She also declared at a primary debate that she doesn't want to raise taxes. Unions have attempted to cast her as a tool of Wall Street, as is typical of those who are trying to keep pension programs intact as they are, insolvency be damned. Nevertheless, Raimondo won, bringing in 42 percent of the vote against two other Democratic candidates.
A Reason-Rupe poll from 2013 shows that Americans prefer transitioning public sector employees into 401(k)-style savings programs and want government to deal with underfunded pensions by making employees pay more into the program or reducing their benefits. The public simply is not buying the Wall Street narrative, even among union-loving Democrats.
Will the War Drums Drown Everything Else Out?
Will any of these issues, or the many other policy problems and scandals that have plagued the Obama administration for the past couple of years, even matter in November now that everybody is screaming about what ISIS may or may not be up to?
Polls show that Americans are increasingly willing to call for military strikes against ISIS terrorists, but not for the use of actual ground troops. And while Americans are still significantly less likely to support foreign intervention than they have in years back, there is an uptick in a willingness to do something, even if it's not at all clear that ISIS presents any actual threat to the United States.
Wednesday evening, President Barack Obama presented his case to the American public for strikes on Iraq and Syria, but no ground troops, other than the addition of another 475 military in "support" roles in Iraq. He said he welcomed "congressional support" but did not say he would be asking for congressional approval. The White House has already made it clear it believes the president already has the authority to launch strikes against ISIS. Leaders like Amash and Sen. Rand Paul (R-Ky.) and some others on both sides disagree with Obama's claim of executive war powers. Others like Sen. Tom Harkin (D-Iowa) say the response is "fear-mongering" and dismissed the terrorists as a credible threat to the United States.

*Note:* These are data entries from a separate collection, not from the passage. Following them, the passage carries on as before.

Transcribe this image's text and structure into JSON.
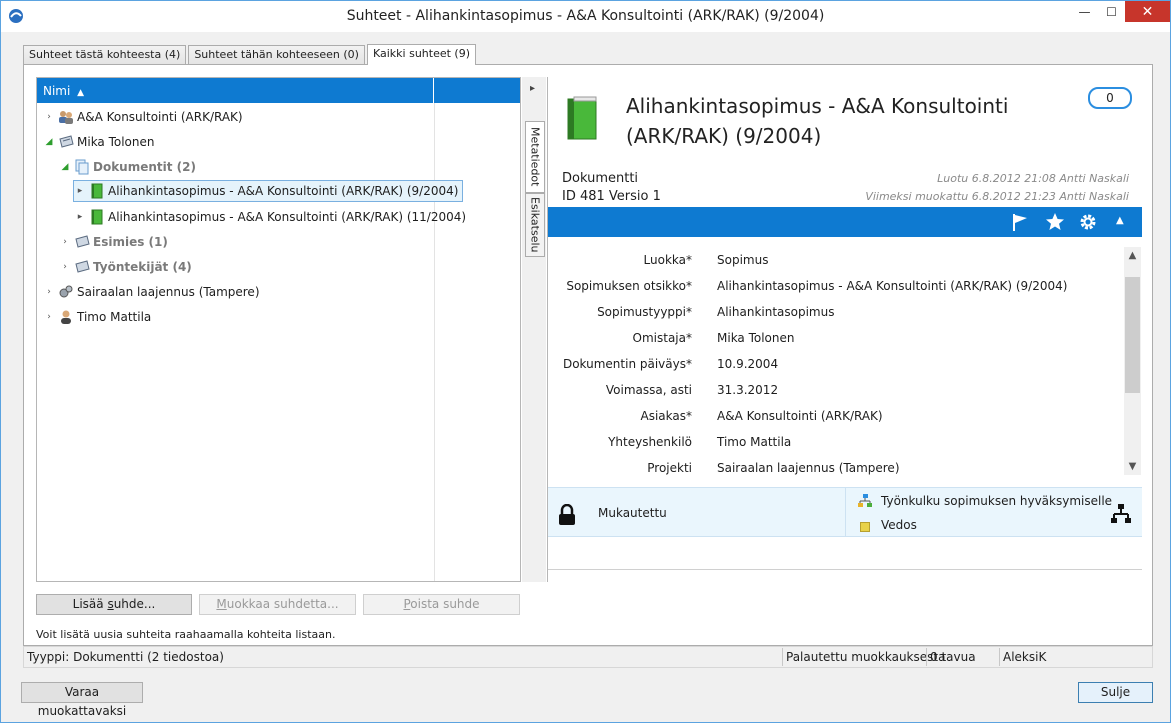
{
  "window": {
    "title": "Suhteet - Alihankintasopimus - A&A Konsultointi (ARK/RAK) (9/2004)",
    "close_symbol": "✕",
    "minimize_symbol": "—",
    "maximize_symbol": "☐"
  },
  "tabs": [
    {
      "label": "Suhteet tästä kohteesta (4)"
    },
    {
      "label": "Suhteet tähän kohteeseen (0)"
    },
    {
      "label": "Kaikki suhteet (9)"
    }
  ],
  "tree": {
    "header": "Nimi",
    "sort_indicator": "▲",
    "items": [
      {
        "label": "A&A Konsultointi (ARK/RAK)",
        "icon": "people-icon",
        "expander": "›"
      },
      {
        "label": "Mika Tolonen",
        "icon": "card-icon",
        "expander": "◢"
      },
      {
        "label": "Dokumentit (2)",
        "icon": "documents-icon",
        "expander": "◢"
      },
      {
        "label": "Alihankintasopimus - A&A Konsultointi (ARK/RAK) (9/2004)",
        "icon": "green-book-icon",
        "expander": "▸"
      },
      {
        "label": "Alihankintasopimus - A&A Konsultointi (ARK/RAK) (11/2004)",
        "icon": "green-book-icon",
        "expander": "▸"
      },
      {
        "label": "Esimies (1)",
        "icon": "card-icon",
        "expander": "›"
      },
      {
        "label": "Työntekijät (4)",
        "icon": "card-icon",
        "expander": "›"
      },
      {
        "label": "Sairaalan laajennus (Tampere)",
        "icon": "gears-icon",
        "expander": "›"
      },
      {
        "label": "Timo Mattila",
        "icon": "person-icon",
        "expander": "›"
      }
    ]
  },
  "side_tabs": {
    "collapse": "▸",
    "metadata": "Metatiedot",
    "preview": "Esikatselu"
  },
  "detail": {
    "title": "Alihankintasopimus - A&A Konsultointi (ARK/RAK) (9/2004)",
    "comments_count": "0",
    "type": "Dokumentti",
    "id_version": "ID 481  Versio 1",
    "created": "Luotu 6.8.2012 21:08 Antti Naskali",
    "modified": "Viimeksi muokattu 6.8.2012 21:23 Antti Naskali",
    "toolbar_collapse": "▲",
    "properties": [
      {
        "label": "Luokka*",
        "value": "Sopimus"
      },
      {
        "label": "Sopimuksen otsikko*",
        "value": "Alihankintasopimus - A&A Konsultointi (ARK/RAK) (9/2004)"
      },
      {
        "label": "Sopimustyyppi*",
        "value": "Alihankintasopimus"
      },
      {
        "label": "Omistaja*",
        "value": "Mika Tolonen"
      },
      {
        "label": "Dokumentin päiväys*",
        "value": "10.9.2004"
      },
      {
        "label": "Voimassa, asti",
        "value": "31.3.2012"
      },
      {
        "label": "Asiakas*",
        "value": "A&A Konsultointi (ARK/RAK)"
      },
      {
        "label": "Yhteyshenkilö",
        "value": "Timo Mattila"
      },
      {
        "label": "Projekti",
        "value": "Sairaalan laajennus (Tampere)"
      }
    ],
    "permissions": "Mukautettu",
    "workflow": "Työnkulku sopimuksen hyväksymiselle",
    "state": "Vedos"
  },
  "buttons": {
    "add_prefix": "Lisää ",
    "add_underlined": "s",
    "add_suffix": "uhde...",
    "edit_underlined": "M",
    "edit_suffix": "uokkaa suhdetta...",
    "delete_underlined": "P",
    "delete_suffix": "oista suhde",
    "reserve": "Varaa muokattavaksi",
    "close": "Sulje"
  },
  "hint": "Voit lisätä uusia suhteita raahaamalla kohteita listaan.",
  "statusbar": {
    "type": "Tyyppi: Dokumentti (2 tiedostoa)",
    "restored": "Palautettu muokkauksesta",
    "size": "0 tavua",
    "user": "AleksiK"
  }
}
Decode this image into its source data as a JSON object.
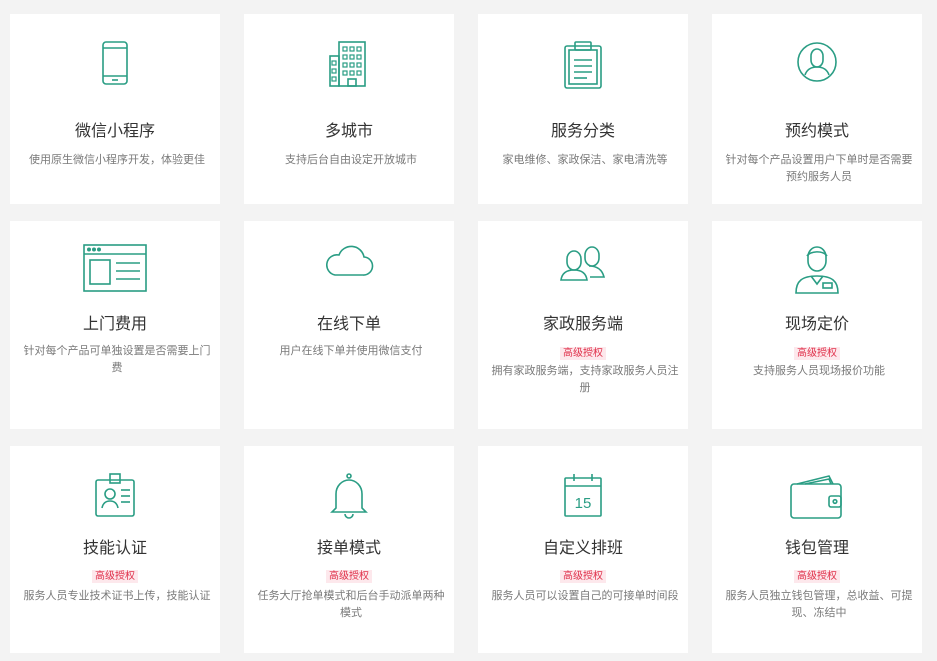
{
  "colors": {
    "accent": "#2a9d84",
    "badge_text": "#e0314b",
    "badge_bg": "#fde8ec",
    "background": "#f3f3f3"
  },
  "features": [
    {
      "title": "微信小程序",
      "badge": "",
      "desc": "使用原生微信小程序开发，体验更佳",
      "icon": "mobile-phone-icon"
    },
    {
      "title": "多城市",
      "badge": "",
      "desc": "支持后台自由设定开放城市",
      "icon": "city-buildings-icon"
    },
    {
      "title": "服务分类",
      "badge": "",
      "desc": "家电维修、家政保洁、家电清洗等",
      "icon": "clipboard-icon"
    },
    {
      "title": "预约模式",
      "badge": "",
      "desc": "针对每个产品设置用户下单时是否需要预约服务人员",
      "icon": "user-circle-icon"
    },
    {
      "title": "上门费用",
      "badge": "",
      "desc": "针对每个产品可单独设置是否需要上门费",
      "icon": "browser-window-icon"
    },
    {
      "title": "在线下单",
      "badge": "",
      "desc": "用户在线下单并使用微信支付",
      "icon": "cloud-icon"
    },
    {
      "title": "家政服务端",
      "badge": "高级授权",
      "desc": "拥有家政服务端，支持家政服务人员注册",
      "icon": "users-icon"
    },
    {
      "title": "现场定价",
      "badge": "高级授权",
      "desc": "支持服务人员现场报价功能",
      "icon": "service-staff-icon"
    },
    {
      "title": "技能认证",
      "badge": "高级授权",
      "desc": "服务人员专业技术证书上传，技能认证",
      "icon": "id-badge-icon"
    },
    {
      "title": "接单模式",
      "badge": "高级授权",
      "desc": "任务大厅抢单模式和后台手动派单两种模式",
      "icon": "bell-icon"
    },
    {
      "title": "自定义排班",
      "badge": "高级授权",
      "desc": "服务人员可以设置自己的可接单时间段",
      "icon": "calendar-icon"
    },
    {
      "title": "钱包管理",
      "badge": "高级授权",
      "desc": "服务人员独立钱包管理，总收益、可提现、冻结中",
      "icon": "wallet-icon"
    }
  ],
  "calendar_day": "15"
}
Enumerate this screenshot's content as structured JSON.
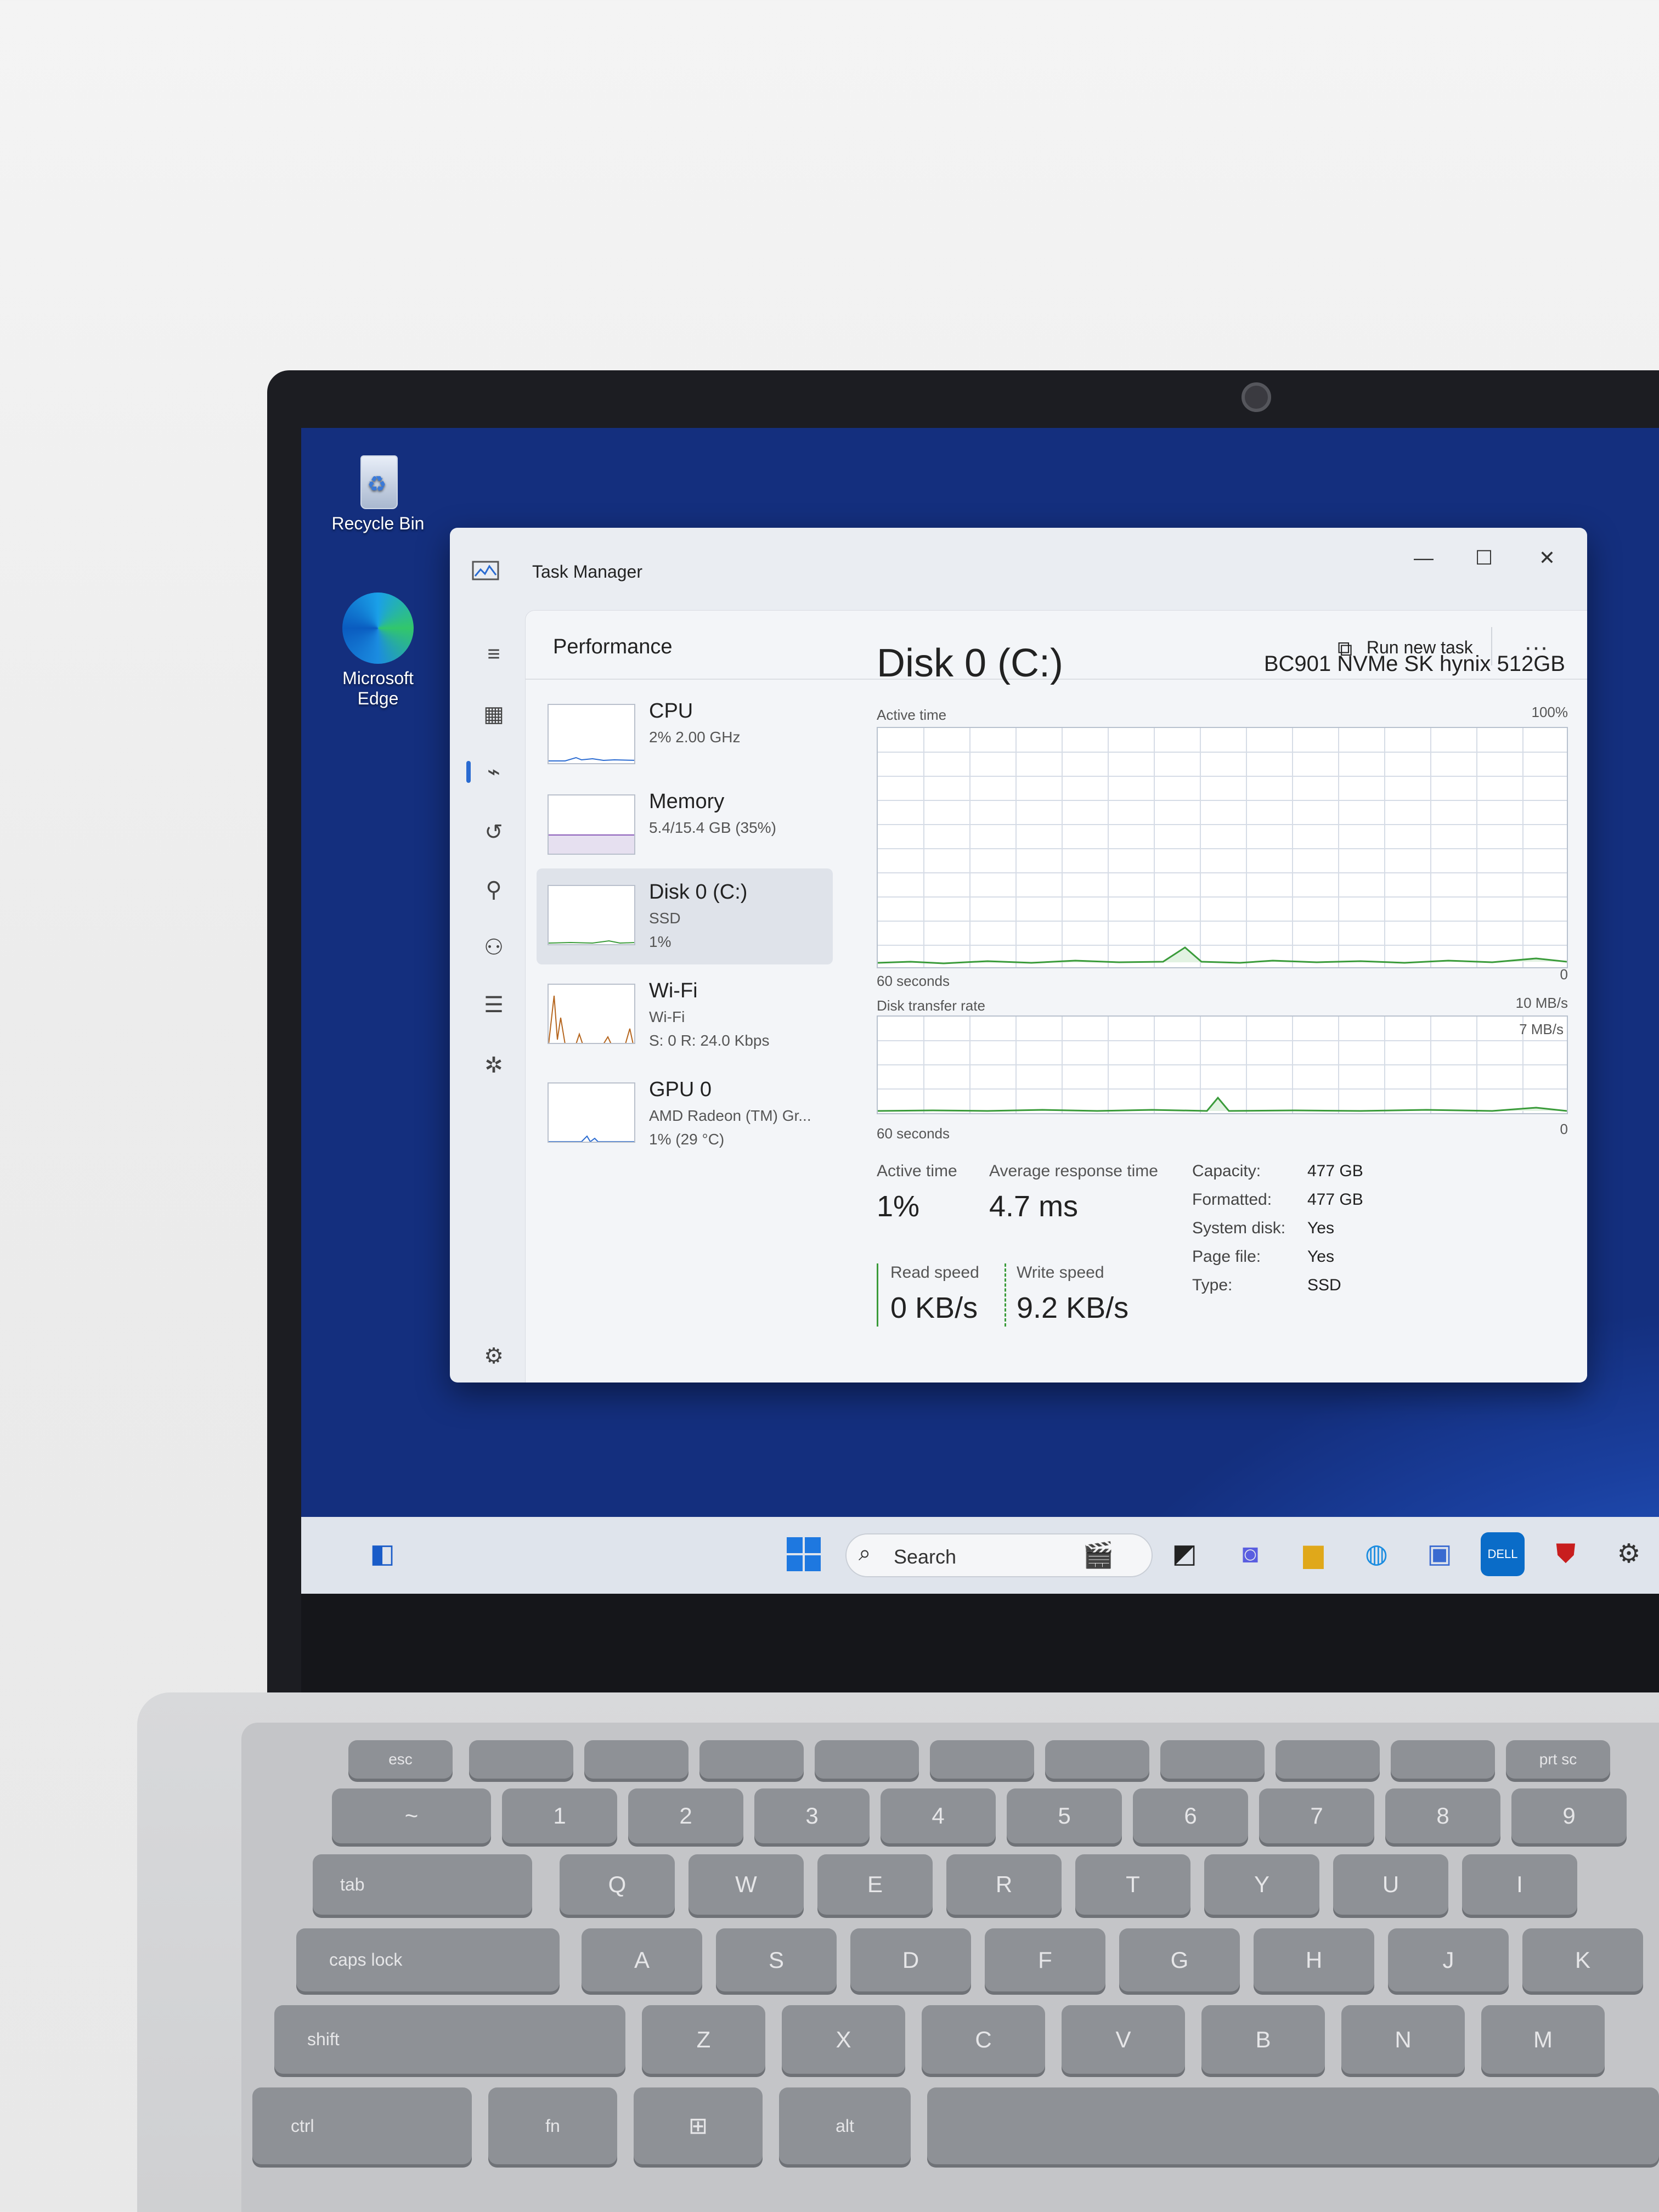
{
  "desktop": {
    "icons": [
      {
        "label": "Recycle Bin"
      },
      {
        "label_line1": "Microsoft",
        "label_line2": "Edge"
      }
    ]
  },
  "window": {
    "title": "Task Manager",
    "controls": {
      "minimize": "—",
      "maximize": "☐",
      "close": "✕"
    }
  },
  "header": {
    "page_title": "Performance",
    "run_new_task": "Run new task",
    "more": "···"
  },
  "sidebar": {
    "items": [
      {
        "title": "CPU",
        "sub1": "2% 2.00 GHz",
        "sub2": ""
      },
      {
        "title": "Memory",
        "sub1": "5.4/15.4 GB (35%)",
        "sub2": ""
      },
      {
        "title": "Disk 0 (C:)",
        "sub1": "SSD",
        "sub2": "1%"
      },
      {
        "title": "Wi-Fi",
        "sub1": "Wi-Fi",
        "sub2": "S: 0 R: 24.0 Kbps"
      },
      {
        "title": "GPU 0",
        "sub1": "AMD Radeon (TM) Gr...",
        "sub2": "1% (29 °C)"
      }
    ]
  },
  "detail": {
    "title": "Disk 0 (C:)",
    "model": "BC901 NVMe SK hynix 512GB",
    "active_time_graph": {
      "label": "Active time",
      "max": "100%",
      "min": "0",
      "span": "60 seconds"
    },
    "transfer_graph": {
      "label": "Disk transfer rate",
      "max": "10 MB/s",
      "inner": "7 MB/s",
      "min": "0",
      "span": "60 seconds"
    },
    "stats": {
      "active_time_label": "Active time",
      "active_time_value": "1%",
      "avg_resp_label": "Average response time",
      "avg_resp_value": "4.7 ms",
      "read_label": "Read speed",
      "read_value": "0 KB/s",
      "write_label": "Write speed",
      "write_value": "9.2 KB/s"
    },
    "props": [
      {
        "label": "Capacity:",
        "value": "477 GB"
      },
      {
        "label": "Formatted:",
        "value": "477 GB"
      },
      {
        "label": "System disk:",
        "value": "Yes"
      },
      {
        "label": "Page file:",
        "value": "Yes"
      },
      {
        "label": "Type:",
        "value": "SSD"
      }
    ]
  },
  "taskbar": {
    "search_placeholder": "Search"
  },
  "keyboard": {
    "fn_row": [
      "esc",
      "",
      "",
      "",
      "",
      "",
      "",
      "",
      "",
      "",
      "prt sc"
    ],
    "num_row": [
      "~",
      "1",
      "2",
      "3",
      "4",
      "5",
      "6",
      "7",
      "8",
      "9"
    ],
    "q_row": [
      "tab",
      "Q",
      "W",
      "E",
      "R",
      "T",
      "Y",
      "U",
      "I"
    ],
    "a_row": [
      "caps lock",
      "A",
      "S",
      "D",
      "F",
      "G",
      "H",
      "J",
      "K"
    ],
    "z_row": [
      "shift",
      "Z",
      "X",
      "C",
      "V",
      "B",
      "N",
      "M"
    ],
    "bottom_row": [
      "ctrl",
      "fn",
      "",
      "alt"
    ]
  }
}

But there appears to be much more support from the "do something" coalition and it seems unlikely that Congress will actually rein the president in or actually force him to request a vote (for evidence: see Libya). The war on terror is a useful way for politicians to draw attention away from our many problems at home and force the debate away from domestic policy, where challengers to the status quo could find a million different disasters to campaign on.